Refactoring is a well-accepted practice for improving existing code. Yet, how do you find the code that should be refactored, in a consistent and repeatable manner? This installment of Automation for the people explains how to use static analysis tools to identify code smells to refactor, with examples showing how to improve odiferous code
Git offers Linux developers a number of advantages over Subversion for software version control, so developers working collaboratively owe it to themselves get familiar with the basic concepts behind it. In this installment, Ted dissects branching and merging in both Git and Subversion, introduces "git bisect" for bisecting changes, and shows how to resolve merge conflicts.
This article introduces Gradle and explains how to install Gradle. Gradle is a tool for build automation. With Gradle, we can automate the compiling, testing, packaging, and deployment of our software or other types of projects. Gradle is flexible but has sensible defaults for most projects. This means we can rely on the defaults, if we don't want something special, but can still use the flexibility to adapt a build to certain custom needs.
Configuration management is about managing change of the multiple items composing an information system. This article puts in reference the configuration management function and the ISO 9001 standard. This standard offers a wide range of advice on how to deal with this important, but often neglected, aspect of software engineering.

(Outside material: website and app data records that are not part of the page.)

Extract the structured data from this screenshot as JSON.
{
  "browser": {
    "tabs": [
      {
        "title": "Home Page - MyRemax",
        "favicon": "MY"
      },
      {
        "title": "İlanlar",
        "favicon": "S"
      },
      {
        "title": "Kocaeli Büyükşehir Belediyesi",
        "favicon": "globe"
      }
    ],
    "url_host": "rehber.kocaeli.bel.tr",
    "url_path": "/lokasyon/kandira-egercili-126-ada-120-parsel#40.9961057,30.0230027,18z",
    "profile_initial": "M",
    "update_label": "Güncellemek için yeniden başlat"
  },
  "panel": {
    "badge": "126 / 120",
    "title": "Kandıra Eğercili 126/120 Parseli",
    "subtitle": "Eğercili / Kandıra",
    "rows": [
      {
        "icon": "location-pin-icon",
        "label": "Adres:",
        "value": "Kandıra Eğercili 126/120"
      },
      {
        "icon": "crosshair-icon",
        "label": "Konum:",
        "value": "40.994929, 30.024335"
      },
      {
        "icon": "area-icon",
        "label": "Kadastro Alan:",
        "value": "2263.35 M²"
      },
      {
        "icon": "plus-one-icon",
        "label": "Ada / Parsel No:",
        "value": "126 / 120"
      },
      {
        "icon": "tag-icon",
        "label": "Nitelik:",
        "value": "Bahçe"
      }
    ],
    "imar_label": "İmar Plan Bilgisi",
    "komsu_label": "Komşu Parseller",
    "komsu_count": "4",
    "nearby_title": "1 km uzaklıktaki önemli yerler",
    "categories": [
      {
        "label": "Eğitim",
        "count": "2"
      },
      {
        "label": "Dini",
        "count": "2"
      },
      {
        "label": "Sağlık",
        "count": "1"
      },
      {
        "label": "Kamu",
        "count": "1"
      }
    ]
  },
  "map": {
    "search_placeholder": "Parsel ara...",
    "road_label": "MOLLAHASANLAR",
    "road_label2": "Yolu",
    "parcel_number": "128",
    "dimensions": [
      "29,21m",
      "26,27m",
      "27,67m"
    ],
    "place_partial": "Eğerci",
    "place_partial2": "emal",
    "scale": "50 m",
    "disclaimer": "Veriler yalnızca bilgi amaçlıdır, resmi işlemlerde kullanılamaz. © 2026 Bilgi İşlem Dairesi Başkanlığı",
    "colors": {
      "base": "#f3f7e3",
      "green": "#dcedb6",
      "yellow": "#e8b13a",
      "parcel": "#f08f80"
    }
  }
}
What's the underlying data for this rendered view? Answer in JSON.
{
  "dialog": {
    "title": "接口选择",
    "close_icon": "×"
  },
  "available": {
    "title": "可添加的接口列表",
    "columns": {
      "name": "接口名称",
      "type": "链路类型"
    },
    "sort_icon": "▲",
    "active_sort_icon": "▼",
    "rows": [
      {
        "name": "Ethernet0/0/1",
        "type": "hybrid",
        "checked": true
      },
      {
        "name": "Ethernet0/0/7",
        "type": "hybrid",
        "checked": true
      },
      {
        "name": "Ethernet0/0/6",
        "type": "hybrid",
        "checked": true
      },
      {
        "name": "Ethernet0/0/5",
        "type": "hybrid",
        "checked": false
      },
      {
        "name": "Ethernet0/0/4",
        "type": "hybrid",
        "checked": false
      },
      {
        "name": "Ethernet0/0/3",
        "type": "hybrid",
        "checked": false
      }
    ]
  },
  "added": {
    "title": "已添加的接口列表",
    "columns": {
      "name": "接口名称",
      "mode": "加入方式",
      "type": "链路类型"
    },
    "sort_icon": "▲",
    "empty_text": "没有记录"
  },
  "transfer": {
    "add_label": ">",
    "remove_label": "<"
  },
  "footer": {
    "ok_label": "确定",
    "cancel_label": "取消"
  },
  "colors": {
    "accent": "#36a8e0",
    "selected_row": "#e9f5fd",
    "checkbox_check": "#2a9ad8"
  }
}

When inheriting an Ant build file to maintain, it is useful to get a feel for the flow and structure. Sketching the dependencies between targets is a useful way to do this. While it is time consuming to do so by hand, there are a number of tools to help.
Gradle is a new and revolutionary build tool, based on the Groovy programming language. It is very different from existing tools like Ant and Maven in that it provides an extremely powerful capability to develop build applications using Groovy code and a compelling Groovy DSL. This allows to easily develop a non-standard build for any project, according to its needs, or to fall back to a more traditional convention-over-configuration approach also fully supported by the tool.
The revolutionary effects of social networks have not missed the world of software development. Many services emerged to support collaboration on projects over the Internet, especially in the world of open-source software. Concepts such as distributed version control, routine forking, and pull requests are in some ways changing the basic process of group development. One of the most popular social networks for software collaboration is GitHub, whose motto is "Social Coding." Learn about development social networks in the context of GitHub, but with principles applicable to other sites such as BitBucket, and even to your organization's internal systems.